= Task material =
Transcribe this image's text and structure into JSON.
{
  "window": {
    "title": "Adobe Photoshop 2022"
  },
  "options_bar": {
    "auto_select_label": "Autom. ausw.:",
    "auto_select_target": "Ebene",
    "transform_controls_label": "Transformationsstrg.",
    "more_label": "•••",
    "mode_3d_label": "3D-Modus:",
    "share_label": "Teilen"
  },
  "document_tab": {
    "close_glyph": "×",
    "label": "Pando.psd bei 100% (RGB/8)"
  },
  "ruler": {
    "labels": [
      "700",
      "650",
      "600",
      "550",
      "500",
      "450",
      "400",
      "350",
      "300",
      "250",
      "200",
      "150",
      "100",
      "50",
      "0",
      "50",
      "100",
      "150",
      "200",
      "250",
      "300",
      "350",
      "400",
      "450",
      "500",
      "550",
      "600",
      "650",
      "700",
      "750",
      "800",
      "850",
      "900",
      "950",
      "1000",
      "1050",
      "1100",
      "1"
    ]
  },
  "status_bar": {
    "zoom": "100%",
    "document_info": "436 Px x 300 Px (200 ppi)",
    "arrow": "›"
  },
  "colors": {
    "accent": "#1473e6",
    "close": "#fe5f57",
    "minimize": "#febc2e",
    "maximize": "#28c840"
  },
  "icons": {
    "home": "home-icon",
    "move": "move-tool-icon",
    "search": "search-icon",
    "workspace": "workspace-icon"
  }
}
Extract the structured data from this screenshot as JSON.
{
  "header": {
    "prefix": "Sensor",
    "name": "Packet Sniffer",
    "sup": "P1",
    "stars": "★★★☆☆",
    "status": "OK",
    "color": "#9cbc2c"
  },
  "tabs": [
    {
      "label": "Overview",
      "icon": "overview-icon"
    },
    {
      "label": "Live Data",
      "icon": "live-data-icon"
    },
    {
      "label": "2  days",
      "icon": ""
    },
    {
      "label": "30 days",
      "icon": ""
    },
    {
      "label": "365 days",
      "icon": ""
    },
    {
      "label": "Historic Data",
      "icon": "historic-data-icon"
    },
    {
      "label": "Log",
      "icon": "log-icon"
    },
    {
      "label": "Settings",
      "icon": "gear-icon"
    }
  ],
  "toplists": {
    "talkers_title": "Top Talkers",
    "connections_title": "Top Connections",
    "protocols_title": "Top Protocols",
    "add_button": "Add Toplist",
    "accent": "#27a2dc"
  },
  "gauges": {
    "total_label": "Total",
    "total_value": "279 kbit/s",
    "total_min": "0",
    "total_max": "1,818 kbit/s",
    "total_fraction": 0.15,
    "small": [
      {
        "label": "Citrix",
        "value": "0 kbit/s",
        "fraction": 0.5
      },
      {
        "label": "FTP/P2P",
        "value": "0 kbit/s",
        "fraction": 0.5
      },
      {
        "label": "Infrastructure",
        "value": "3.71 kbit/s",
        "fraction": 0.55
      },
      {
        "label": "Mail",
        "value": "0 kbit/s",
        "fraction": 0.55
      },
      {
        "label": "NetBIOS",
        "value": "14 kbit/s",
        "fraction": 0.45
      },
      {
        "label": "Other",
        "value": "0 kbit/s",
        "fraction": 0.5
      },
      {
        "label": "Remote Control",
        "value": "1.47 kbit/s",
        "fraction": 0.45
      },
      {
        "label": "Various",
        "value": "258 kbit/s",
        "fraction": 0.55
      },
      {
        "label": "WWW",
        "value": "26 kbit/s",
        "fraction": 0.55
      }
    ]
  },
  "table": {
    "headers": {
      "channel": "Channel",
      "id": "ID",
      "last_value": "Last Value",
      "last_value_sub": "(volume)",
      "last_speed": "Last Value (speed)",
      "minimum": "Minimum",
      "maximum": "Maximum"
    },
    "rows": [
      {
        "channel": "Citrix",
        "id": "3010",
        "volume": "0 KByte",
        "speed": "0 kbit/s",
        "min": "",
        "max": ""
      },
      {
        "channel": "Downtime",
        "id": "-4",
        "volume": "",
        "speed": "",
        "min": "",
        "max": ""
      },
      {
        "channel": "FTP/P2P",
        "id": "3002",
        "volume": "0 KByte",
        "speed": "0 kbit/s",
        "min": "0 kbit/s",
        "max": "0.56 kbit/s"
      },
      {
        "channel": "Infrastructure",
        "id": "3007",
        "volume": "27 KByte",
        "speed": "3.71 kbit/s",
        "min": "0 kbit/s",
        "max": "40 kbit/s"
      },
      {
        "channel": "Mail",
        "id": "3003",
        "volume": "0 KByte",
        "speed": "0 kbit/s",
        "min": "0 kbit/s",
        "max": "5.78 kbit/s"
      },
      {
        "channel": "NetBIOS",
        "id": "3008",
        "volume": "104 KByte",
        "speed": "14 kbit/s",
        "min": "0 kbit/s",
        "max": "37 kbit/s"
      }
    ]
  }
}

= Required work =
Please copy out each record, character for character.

= Solution for this exercise =
Transcribe this image's text and structure into JSON.
{
  "window": {
    "title": "Adobe Photoshop 2022"
  },
  "options_bar": {
    "auto_select_label": "Autom. ausw.:",
    "auto_select_target": "Ebene",
    "transform_controls_label": "Transformationsstrg.",
    "more_label": "•••",
    "mode_3d_label": "3D-Modus:",
    "share_label": "Teilen"
  },
  "document_tab": {
    "close_glyph": "×",
    "label": "Pando.psd bei 100% (RGB/8)"
  },
  "ruler": {
    "labels": [
      "700",
      "650",
      "600",
      "550",
      "500",
      "450",
      "400",
      "350",
      "300",
      "250",
      "200",
      "150",
      "100",
      "50",
      "0",
      "50",
      "100",
      "150",
      "200",
      "250",
      "300",
      "350",
      "400",
      "450",
      "500",
      "550",
      "600",
      "650",
      "700",
      "750",
      "800",
      "850",
      "900",
      "950",
      "1000",
      "1050",
      "1100",
      "1"
    ]
  },
  "status_bar": {
    "zoom": "100%",
    "document_info": "436 Px x 300 Px (200 ppi)",
    "arrow": "›"
  },
  "colors": {
    "accent": "#1473e6",
    "close": "#fe5f57",
    "minimize": "#febc2e",
    "maximize": "#28c840"
  },
  "icons": {
    "home": "home-icon",
    "move": "move-tool-icon",
    "search": "search-icon",
    "workspace": "workspace-icon"
  }
}
Extract the structured data from this screenshot as JSON.
{
  "header": {
    "prefix": "Sensor",
    "name": "Packet Sniffer",
    "sup": "P1",
    "stars": "★★★☆☆",
    "status": "OK",
    "color": "#9cbc2c"
  },
  "tabs": [
    {
      "label": "Overview",
      "icon": "overview-icon"
    },
    {
      "label": "Live Data",
      "icon": "live-data-icon"
    },
    {
      "label": "2  days",
      "icon": ""
    },
    {
      "label": "30 days",
      "icon": ""
    },
    {
      "label": "365 days",
      "icon": ""
    },
    {
      "label": "Historic Data",
      "icon": "historic-data-icon"
    },
    {
      "label": "Log",
      "icon": "log-icon"
    },
    {
      "label": "Settings",
      "icon": "gear-icon"
    }
  ],
  "toplists": {
    "talkers_title": "Top Talkers",
    "connections_title": "Top Connections",
    "protocols_title": "Top Protocols",
    "add_button": "Add Toplist",
    "accent": "#27a2dc"
  },
  "gauges": {
    "total_label": "Total",
    "total_value": "279 kbit/s",
    "total_min": "0",
    "total_max": "1,818 kbit/s",
    "total_fraction": 0.15,
    "small": [
      {
        "label": "Citrix",
        "value": "0 kbit/s",
        "fraction": 0.5
      },
      {
        "label": "FTP/P2P",
        "value": "0 kbit/s",
        "fraction": 0.5
      },
      {
        "label": "Infrastructure",
        "value": "3.71 kbit/s",
        "fraction": 0.55
      },
      {
        "label": "Mail",
        "value": "0 kbit/s",
        "fraction": 0.55
      },
      {
        "label": "NetBIOS",
        "value": "14 kbit/s",
        "fraction": 0.45
      },
      {
        "label": "Other",
        "value": "0 kbit/s",
        "fraction": 0.5
      },
      {
        "label": "Remote Control",
        "value": "1.47 kbit/s",
        "fraction": 0.45
      },
      {
        "label": "Various",
        "value": "258 kbit/s",
        "fraction": 0.55
      },
      {
        "label": "WWW",
        "value": "26 kbit/s",
        "fraction": 0.55
      }
    ]
  },
  "table": {
    "headers": {
      "channel": "Channel",
      "id": "ID",
      "last_value": "Last Value",
      "last_value_sub": "(volume)",
      "last_speed": "Last Value (speed)",
      "minimum": "Minimum",
      "maximum": "Maximum"
    },
    "rows": [
      {
        "channel": "Citrix",
        "id": "3010",
        "volume": "0 KByte",
        "speed": "0 kbit/s",
        "min": "",
        "max": ""
      },
      {
        "channel": "Downtime",
        "id": "-4",
        "volume": "",
        "speed": "",
        "min": "",
        "max": ""
      },
      {
        "channel": "FTP/P2P",
        "id": "3002",
        "volume": "0 KByte",
        "speed": "0 kbit/s",
        "min": "0 kbit/s",
        "max": "0.56 kbit/s"
      },
      {
        "channel": "Infrastructure",
        "id": "3007",
        "volume": "27 KByte",
        "speed": "3.71 kbit/s",
        "min": "0 kbit/s",
        "max": "40 kbit/s"
      },
      {
        "channel": "Mail",
        "id": "3003",
        "volume": "0 KByte",
        "speed": "0 kbit/s",
        "min": "0 kbit/s",
        "max": "5.78 kbit/s"
      },
      {
        "channel": "NetBIOS",
        "id": "3008",
        "volume": "104 KByte",
        "speed": "14 kbit/s",
        "min": "0 kbit/s",
        "max": "37 kbit/s"
      }
    ]
  }
}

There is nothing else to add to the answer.